Task instructions
Going line by line through the material below, tally those that contain the word "rank" and give the count by itself.

★ ★ ★ ★ ★

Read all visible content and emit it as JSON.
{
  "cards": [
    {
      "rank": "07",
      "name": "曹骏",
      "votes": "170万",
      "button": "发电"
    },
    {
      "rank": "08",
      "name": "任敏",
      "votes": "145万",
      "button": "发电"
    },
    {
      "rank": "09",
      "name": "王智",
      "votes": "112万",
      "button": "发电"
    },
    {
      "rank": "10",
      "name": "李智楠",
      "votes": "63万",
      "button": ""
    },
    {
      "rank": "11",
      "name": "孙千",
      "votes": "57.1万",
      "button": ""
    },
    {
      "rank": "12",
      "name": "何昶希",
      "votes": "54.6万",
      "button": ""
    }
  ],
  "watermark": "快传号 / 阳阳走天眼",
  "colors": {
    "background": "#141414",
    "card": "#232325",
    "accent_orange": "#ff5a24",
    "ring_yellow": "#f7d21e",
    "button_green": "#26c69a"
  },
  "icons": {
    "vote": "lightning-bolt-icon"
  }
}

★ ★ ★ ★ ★

Your response
6